-- Opening Marker --
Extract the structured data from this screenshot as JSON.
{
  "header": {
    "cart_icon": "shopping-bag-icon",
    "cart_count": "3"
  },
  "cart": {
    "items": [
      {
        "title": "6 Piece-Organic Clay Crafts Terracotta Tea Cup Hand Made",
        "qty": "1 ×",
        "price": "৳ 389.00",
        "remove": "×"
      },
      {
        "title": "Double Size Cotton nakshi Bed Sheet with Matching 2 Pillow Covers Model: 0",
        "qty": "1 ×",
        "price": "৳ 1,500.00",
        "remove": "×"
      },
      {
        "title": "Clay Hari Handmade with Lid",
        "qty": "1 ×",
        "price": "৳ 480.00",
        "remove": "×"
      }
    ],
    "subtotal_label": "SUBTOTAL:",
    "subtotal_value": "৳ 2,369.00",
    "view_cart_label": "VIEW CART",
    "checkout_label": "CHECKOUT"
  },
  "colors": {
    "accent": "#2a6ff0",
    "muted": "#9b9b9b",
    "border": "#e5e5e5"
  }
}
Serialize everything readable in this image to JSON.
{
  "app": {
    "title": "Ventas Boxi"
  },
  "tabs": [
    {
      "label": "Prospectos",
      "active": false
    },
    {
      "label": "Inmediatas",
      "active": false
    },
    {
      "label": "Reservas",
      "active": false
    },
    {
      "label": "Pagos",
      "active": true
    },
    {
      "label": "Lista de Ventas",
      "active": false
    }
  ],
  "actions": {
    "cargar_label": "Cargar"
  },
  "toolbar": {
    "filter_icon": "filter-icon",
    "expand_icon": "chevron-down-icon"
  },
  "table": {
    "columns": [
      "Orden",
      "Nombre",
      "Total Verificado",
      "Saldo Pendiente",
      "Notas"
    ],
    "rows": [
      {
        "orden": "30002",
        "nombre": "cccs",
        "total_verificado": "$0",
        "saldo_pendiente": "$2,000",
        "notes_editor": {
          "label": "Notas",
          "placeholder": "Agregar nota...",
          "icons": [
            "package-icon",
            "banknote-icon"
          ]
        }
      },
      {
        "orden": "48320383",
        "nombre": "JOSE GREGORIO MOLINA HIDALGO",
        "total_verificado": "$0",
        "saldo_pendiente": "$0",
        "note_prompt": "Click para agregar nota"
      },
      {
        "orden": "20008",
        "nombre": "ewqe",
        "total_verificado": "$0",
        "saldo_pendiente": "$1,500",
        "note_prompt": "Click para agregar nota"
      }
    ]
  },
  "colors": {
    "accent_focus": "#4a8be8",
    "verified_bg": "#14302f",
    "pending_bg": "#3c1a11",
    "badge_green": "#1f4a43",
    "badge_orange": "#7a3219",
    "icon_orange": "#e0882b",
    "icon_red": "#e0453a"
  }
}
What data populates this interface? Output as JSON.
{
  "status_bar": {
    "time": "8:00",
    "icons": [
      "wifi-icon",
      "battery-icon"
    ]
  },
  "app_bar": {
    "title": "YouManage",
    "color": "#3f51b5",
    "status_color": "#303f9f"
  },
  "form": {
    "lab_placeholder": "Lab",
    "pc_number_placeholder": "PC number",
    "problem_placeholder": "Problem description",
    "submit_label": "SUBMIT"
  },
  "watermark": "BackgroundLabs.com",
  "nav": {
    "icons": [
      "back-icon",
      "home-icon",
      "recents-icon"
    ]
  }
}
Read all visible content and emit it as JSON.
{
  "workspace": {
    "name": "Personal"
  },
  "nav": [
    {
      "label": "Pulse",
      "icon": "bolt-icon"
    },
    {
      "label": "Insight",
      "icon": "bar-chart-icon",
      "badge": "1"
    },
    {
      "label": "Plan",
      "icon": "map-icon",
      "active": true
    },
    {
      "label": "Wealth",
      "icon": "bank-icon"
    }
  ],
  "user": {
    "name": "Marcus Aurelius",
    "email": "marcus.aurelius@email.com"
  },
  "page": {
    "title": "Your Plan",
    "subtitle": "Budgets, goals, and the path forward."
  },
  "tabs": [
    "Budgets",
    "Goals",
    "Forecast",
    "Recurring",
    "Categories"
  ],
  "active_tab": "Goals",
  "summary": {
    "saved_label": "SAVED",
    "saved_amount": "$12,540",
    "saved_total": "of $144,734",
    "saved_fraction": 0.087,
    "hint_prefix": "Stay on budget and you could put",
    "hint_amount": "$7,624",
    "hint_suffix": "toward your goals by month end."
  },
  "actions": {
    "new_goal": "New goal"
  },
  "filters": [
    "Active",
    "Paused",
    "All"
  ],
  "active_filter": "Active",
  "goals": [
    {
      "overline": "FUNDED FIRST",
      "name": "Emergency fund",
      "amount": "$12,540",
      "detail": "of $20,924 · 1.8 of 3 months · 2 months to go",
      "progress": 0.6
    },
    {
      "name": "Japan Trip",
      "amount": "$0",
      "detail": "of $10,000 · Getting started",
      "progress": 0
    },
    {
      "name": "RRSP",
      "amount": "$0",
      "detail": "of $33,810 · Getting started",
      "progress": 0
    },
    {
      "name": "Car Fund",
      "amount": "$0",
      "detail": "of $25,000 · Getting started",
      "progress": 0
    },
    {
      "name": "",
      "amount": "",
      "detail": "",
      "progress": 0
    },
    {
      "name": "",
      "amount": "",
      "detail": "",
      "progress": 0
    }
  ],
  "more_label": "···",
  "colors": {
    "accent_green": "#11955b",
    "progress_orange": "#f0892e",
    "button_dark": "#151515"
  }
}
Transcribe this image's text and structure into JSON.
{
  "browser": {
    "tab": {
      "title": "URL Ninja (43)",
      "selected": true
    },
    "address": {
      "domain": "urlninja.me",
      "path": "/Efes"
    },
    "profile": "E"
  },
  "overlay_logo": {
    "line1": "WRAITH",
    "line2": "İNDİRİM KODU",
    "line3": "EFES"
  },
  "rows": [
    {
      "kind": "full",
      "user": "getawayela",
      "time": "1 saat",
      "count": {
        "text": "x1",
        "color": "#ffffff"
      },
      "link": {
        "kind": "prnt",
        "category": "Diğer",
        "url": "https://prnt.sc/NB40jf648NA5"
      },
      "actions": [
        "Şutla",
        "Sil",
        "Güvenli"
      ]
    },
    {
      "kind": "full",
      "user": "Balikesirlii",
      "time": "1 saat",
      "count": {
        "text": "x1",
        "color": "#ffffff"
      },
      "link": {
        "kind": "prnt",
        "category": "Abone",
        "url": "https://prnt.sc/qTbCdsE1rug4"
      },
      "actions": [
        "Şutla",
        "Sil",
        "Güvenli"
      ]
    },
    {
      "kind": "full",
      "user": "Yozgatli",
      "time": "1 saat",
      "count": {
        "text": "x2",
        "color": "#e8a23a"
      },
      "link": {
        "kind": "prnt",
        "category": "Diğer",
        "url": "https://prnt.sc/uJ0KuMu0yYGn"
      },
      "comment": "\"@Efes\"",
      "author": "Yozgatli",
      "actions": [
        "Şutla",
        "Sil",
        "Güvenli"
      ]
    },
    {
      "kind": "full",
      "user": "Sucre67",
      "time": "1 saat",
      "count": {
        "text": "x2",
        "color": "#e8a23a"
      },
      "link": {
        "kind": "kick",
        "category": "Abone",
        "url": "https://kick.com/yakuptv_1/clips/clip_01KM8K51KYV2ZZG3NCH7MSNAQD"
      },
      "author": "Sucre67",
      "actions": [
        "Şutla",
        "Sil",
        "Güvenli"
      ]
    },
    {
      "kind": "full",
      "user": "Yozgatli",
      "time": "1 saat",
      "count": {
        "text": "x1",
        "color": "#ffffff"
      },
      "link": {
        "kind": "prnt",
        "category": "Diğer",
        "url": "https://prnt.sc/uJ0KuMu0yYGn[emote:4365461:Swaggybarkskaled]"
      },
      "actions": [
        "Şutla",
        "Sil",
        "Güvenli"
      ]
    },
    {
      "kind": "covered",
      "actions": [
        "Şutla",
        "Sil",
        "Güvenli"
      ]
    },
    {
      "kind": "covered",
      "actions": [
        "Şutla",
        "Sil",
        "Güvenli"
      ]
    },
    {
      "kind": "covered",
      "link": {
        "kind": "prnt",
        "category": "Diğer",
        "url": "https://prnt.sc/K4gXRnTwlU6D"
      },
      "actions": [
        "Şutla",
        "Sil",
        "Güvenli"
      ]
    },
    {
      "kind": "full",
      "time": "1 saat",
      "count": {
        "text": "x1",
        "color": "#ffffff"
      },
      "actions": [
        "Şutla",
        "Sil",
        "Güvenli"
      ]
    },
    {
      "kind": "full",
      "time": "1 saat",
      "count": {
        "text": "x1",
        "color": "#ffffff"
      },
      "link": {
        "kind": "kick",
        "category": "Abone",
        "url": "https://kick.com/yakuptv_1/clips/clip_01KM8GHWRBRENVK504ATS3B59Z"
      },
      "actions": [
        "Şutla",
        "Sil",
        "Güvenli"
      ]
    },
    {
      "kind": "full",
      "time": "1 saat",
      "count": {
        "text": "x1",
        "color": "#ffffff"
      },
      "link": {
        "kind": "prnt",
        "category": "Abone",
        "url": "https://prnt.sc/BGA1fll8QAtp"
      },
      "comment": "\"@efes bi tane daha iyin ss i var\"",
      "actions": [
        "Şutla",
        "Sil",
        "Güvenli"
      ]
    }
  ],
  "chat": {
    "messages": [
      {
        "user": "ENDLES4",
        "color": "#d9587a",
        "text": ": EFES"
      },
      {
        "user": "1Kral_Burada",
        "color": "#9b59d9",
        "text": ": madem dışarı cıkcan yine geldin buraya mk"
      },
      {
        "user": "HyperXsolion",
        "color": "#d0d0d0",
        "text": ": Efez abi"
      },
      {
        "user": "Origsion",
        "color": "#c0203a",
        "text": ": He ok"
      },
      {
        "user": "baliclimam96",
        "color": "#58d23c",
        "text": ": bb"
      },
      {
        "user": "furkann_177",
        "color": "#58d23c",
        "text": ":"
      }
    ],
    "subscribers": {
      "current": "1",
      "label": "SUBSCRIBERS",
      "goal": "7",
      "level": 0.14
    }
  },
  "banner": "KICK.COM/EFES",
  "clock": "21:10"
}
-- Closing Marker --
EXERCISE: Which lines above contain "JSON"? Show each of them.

RESPONSE:
Extract the structured data from this screenshot as JSON.
Serialize everything readable in this image to JSON.
What data populates this interface? Output as JSON.
Read all visible content and emit it as JSON.
Transcribe this image's text and structure into JSON.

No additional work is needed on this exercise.